One of the more important and easily overlooked aspects of care involves the prevention of falls. When caring for those with degenerative health conditions, late-stage mental health problems, or even with the weakness that comes with old age it is vital that you take the appropriate steps to minimise the risks of those under your care from being harmed from falls. These range from medical solutions to simple steps you can take yourself. The following is a guide to preventing falls in a care environment.
Active and Medical Solutions for fall prevention
If you or someone under your care falls, be it once or especially repeatedly, it is important to get it checked out by a GP. While elderly people often feel reluctant to go to a doctor over something like a fall, the health services take them very seriously in old age. They can give balance tests to see if there is a particular risk of falls in the future, and refer you to appropriate services nearby if needed.
Often elderly people have to take multiple types of medications, and having these reviewed on a yearly basis is a necessity, to make sure you are still healthy in taking them. Greater emphasis is placed on this advice if the person in question is on 4 or more medications daily. Recommendations for change will be given if any side-effects from the medication seem to increase your likelihood of having a fall.
Having regular eye-tests is also an important medical step to take. Ensuring vision is as accurate as possible can minimise risks of falls arising from having not noticed smaller objects while walking around. Getting checked for suspected cataracts is a related issue, and should be done as soon as possible when they are suspected.
It is possible to improve your strength and balance through exercises, which can be simple things like walking or dancing. Community centres offer specialist programmes tailored for older people in this regard, as do many gyms. GPs can be asked for recommendations, and they may be able to point you to local training centres. While walking is a good step to take and is relatively simple, anything more specialised should ideally be monitored by a healthcare professional, as they can pose other health risks stemming from mostly over-exertion. In general, always follow your doctor or trainer’s advice; you may feel you can do more or push yourself further, but it isn’t worth the risks.
Preventing falls – Things to make the Home Safer
As important, if not more so, than taking steps to improve health-related causes of falls, is making the home a more accommodating and accessible place. These are all simple steps but have a massive effect. Clearing up spillages immediately, for example, is very simple. Setting up non-slip mats in baths and showers, as well as covering areas of low-friction floors in rugs is also a good step and will prevent many falls going forward.
Wardrobe changes can also help life at home. Switching from loose-fitting clothes that tend to trail behind the wearer can stop accidental trips, and supplementing this with firm, well-fitting footwear that gives strong ankle support can also improve the situation. Getting foot problems checked out by a GP helps too, and proper care over trimming nails is a practical step to take.
More drastic changes might be recommended, depending on exactly how much someone is suffering from falls. Re-organising the home could be a pain, but by shifting furniture to help minimise bending, stretching, and climbing you will see a massive reduction in risk. Likewise, removing clutter as well as replacing frayed carpets are useful steps to take. Proper cable management too, since trailing cables present a dangerous tripping hazard.

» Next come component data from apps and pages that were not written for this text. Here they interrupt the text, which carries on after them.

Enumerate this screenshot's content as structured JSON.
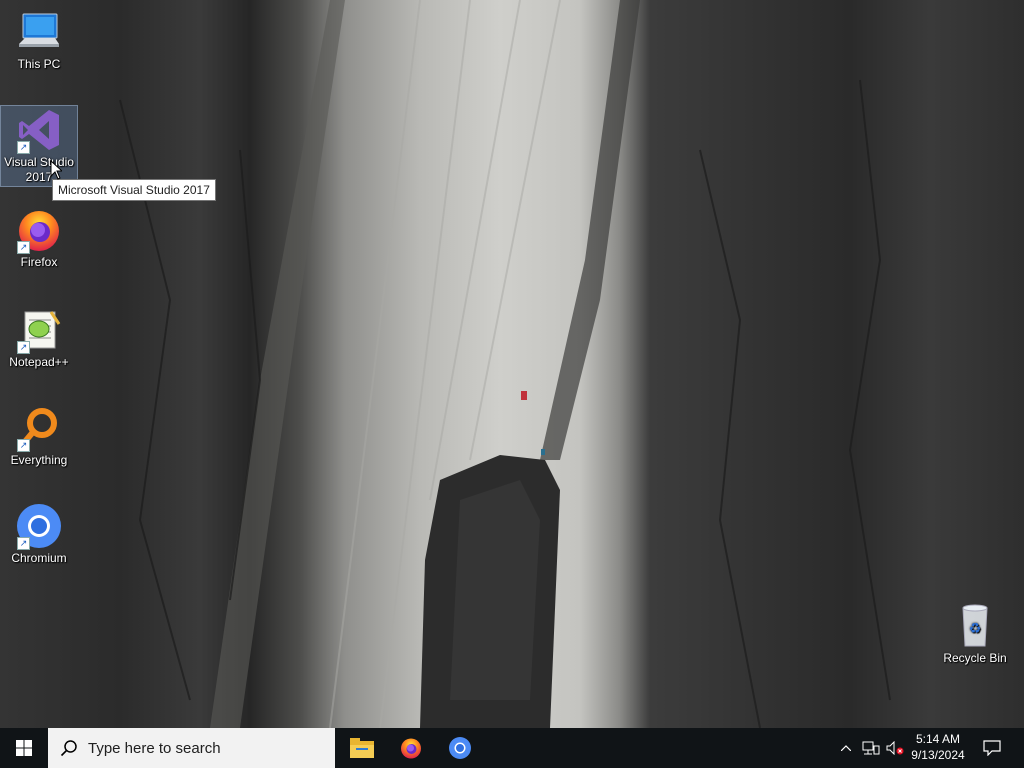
{
  "desktop": {
    "icons": [
      {
        "label": "This PC",
        "icon": "this-pc-icon"
      },
      {
        "label": "Visual Studio 2017",
        "icon": "visual-studio-icon"
      },
      {
        "label": "Firefox",
        "icon": "firefox-icon"
      },
      {
        "label": "Notepad++",
        "icon": "notepadpp-icon"
      },
      {
        "label": "Everything",
        "icon": "everything-icon"
      },
      {
        "label": "Chromium",
        "icon": "chromium-icon"
      },
      {
        "label": "Recycle Bin",
        "icon": "recycle-bin-icon"
      }
    ],
    "tooltip": "Microsoft Visual Studio 2017",
    "selected_icon": "Visual Studio 2017"
  },
  "taskbar": {
    "search_placeholder": "Type here to search",
    "pinned": [
      {
        "name": "File Explorer",
        "icon": "file-explorer-icon"
      },
      {
        "name": "Firefox",
        "icon": "firefox-icon"
      },
      {
        "name": "Chromium",
        "icon": "chromium-icon"
      }
    ],
    "tray_icons": [
      "chevron-up-icon",
      "network-icon",
      "volume-muted-icon",
      "notification-icon"
    ],
    "time": "5:14 AM",
    "date": "9/13/2024"
  },
  "colors": {
    "taskbar": "#101417",
    "search_box": "#f2f2f2",
    "selection": "#78a0dc"
  }
}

If the concern is particularly strong, it may be worth organising a home hazard assessment. This will be carried out by a healthcare professional who has ample experience with fall prevention. These will do two things: they will identify any potential hazards in the home, but also highlight how the way the environment is used will add to their risks. They will give you advice on how to deal with the assessed hazards. Steps will be recommended, like the fitting of bars to a bath to give more support when getting in or out, or perhaps one of the other steps above you could take.
Preventing falls – Lifestyle changes
Making certain lifestyle changes will also help prevent falls. Alcohol consumption reduces one’s balance, as well as amplifying the effects of certain medications. This naturally leads to significantly increased risks of falls. Excessive drinking leads to an increased risk of developing osteoporosis, which will make any falls more dangerous. It is vital to cut down on alcohol consumption; if the reduced falls aren’t enough incentive, then remember that reducing alcohol consumption has many other health benefits too.
Often though, the most difficult step in preventing falls lies with the patient recognising their need to ask for help. Be it something as simple as asking for help with getting something off a shelf, older people often feel like admitting they need help with these things signals the beginning of the end of their dignity and independence. This doesn’t have to be so, as the ability and means to ask for help can in fact make it so someone could stay at home rather than need the support of a care home. Fitting a personal alarm so that help can be signalled for is a great step, or keeping a mobile phone on their person for the same purpose. This means that help can be provided whenever it is needed.
At Online Care Courses we offer a comprehensive fall prevention course that covers slips, trips and falls. This E-learning course is suited to carers who deal with elderly patients and those with disabilities who are more likely to required help preventing falls, whether in their own home or a care environment.
Preventing falls – Further Reading:
The NHS has lots of reliable information about what to do if you have a fall, and tips on how you can prevent them: https://www.nhs.uk/conditions/falls/